Éric Godin is a Canadian artist: a painter, a sculptor, a writer, an editorial cartoonist, an illustrator, and a creative designer.
Godin was born in Montreal, and began his career as a freelance illustrator in 1984, when he provisioned his work to a variety of magazines and publishing houses. Since then, he worked on various projects: posters, books, television productions, newspaper articles, teaching… In time, Godin became well-known for his original and clever posters for advertising campaigns, his works as the cartoonist for the Montreal weekly Voir and for the Montreal and Sherbrooke daily newspapers La Presse and La Tribune. Godin’s ironic and exceptionally accurate drawings of the collective imagination and socio-political reality have been recognized and the author became notorious for his work with a unique and exclusive signature.

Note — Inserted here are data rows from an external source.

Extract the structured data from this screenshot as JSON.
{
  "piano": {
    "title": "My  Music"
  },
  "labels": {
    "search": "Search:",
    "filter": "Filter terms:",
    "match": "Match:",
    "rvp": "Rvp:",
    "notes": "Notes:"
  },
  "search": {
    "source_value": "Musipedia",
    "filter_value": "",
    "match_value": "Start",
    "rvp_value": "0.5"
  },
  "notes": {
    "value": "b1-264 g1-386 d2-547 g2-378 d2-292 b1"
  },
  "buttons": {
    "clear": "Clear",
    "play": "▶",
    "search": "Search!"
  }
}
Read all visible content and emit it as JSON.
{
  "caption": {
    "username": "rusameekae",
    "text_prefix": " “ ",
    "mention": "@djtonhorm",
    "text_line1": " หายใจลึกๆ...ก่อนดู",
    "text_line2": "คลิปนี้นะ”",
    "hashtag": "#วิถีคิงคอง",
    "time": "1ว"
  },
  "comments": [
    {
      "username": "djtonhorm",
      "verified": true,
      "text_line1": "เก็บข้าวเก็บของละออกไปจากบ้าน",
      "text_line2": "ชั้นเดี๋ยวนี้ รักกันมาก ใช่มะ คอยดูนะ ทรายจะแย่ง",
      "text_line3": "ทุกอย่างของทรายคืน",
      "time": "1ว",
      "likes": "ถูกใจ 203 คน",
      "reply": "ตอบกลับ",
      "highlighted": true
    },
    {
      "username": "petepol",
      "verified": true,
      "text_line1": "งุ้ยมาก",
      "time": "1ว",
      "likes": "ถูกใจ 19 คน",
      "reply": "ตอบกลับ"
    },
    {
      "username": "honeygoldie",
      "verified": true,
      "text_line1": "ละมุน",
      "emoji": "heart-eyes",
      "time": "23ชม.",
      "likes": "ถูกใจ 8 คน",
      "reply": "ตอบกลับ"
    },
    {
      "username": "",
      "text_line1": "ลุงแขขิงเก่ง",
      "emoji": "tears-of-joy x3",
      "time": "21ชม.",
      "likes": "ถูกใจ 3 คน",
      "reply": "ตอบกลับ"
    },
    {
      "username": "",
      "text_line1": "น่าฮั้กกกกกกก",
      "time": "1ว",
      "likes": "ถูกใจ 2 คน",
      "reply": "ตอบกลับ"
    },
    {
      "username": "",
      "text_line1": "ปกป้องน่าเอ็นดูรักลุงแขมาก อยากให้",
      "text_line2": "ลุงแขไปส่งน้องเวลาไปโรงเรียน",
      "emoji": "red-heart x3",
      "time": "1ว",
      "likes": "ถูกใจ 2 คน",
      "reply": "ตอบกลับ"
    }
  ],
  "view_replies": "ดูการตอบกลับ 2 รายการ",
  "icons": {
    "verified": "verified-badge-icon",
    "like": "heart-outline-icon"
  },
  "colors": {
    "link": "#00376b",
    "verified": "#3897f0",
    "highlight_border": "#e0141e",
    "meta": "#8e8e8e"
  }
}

Godin also produced daily caricatures for the homepage of the Web server Sympatico. His editorial cartoon titled Le petit dessin de Godin (Godin’s Little Drawing) was broadcasted by the TVA and LCN television networks in Quebec. Since 2003, Godin has created animated capsules for the television game L’union fait la force.
In 2001, the Musée Juste Pour Rire held a retrospective celebrating the 15th anniversary of Pinhead, his four-haired cartoon character. On that occasion, more than 2000 original works were collected and preserved at McCord Museum in Montreal, the Bibliothèque Nationale du Québec and the National Archives in Ottawa.
In 2009 Eric Godin suffered the shock of the suicide of his son Vincent, which will temporarily reduce this artist to nothing but silence as he has long lost the will to live and create. The progress started in 2011, when he took over the brush for the first time.
As a painter, Éric Godin, is not as that well known to the general public as his form of artistic expression through this media is so much more personal and intimate. Godin uses wide lines to surround the shapes of his subject, just like in a cartoon. Even though his paintings do relate to his cartoons – they are, at the same time, completely different – the space on the canvas is enhanced with complex compositions and rich staging which have nothing to do with cartoons.
In 2012, Godin wrote a book titled Lettre à Vincent (Letter to Vincent). It is an intimate letter to his 16 years old boy that took his own life on December 14, 2009. In book, Eric slid message in a bottle that was then thrown into the sea. The letter found its way to other castaways who tempted to imitate Vincent and give the surviving relatives a balm to calm the soul. Wrote in simple words, fantastically dense – this book simply sprouted in the heart of an artist handcuffed by death.
Godin even narrated this essay book and with the help of sound and animation designer Zilon, the online book was downloaded more than 10,000 times.
Since 2012, Éric Godin has been mostly dedicating himself to painting, sculpture, and writing. His return to sculpture after a more than twenty-year hiatus was warmly welcomed.
In 2015, Godin has a solo exhibition at the Art Gallery of the Cultural Center of the University of Sherbrooke. This show presented a new dialogue between the painted and sculpted works of the recent production of the artist (2011-2014) and others, from his years of cartoonist and illustrator (2007-2011).
In the pure forms of his paintings and sculptures, Godin revealed the intensity of his work: the introspection on the meaning of life, death, loss, pain and resilience… His works are like a diary in which he built, by hand, with matter, fragments of his thoughts. The result was this powerful show that surely raised the question within viewer on his own relationship with life and the world.
Godin’s works have travelled the world and can be found in many public and private collections in Quebec, Canada, the US and Europe. He is represented by Galerie C.O.A.
All images copyright © the artist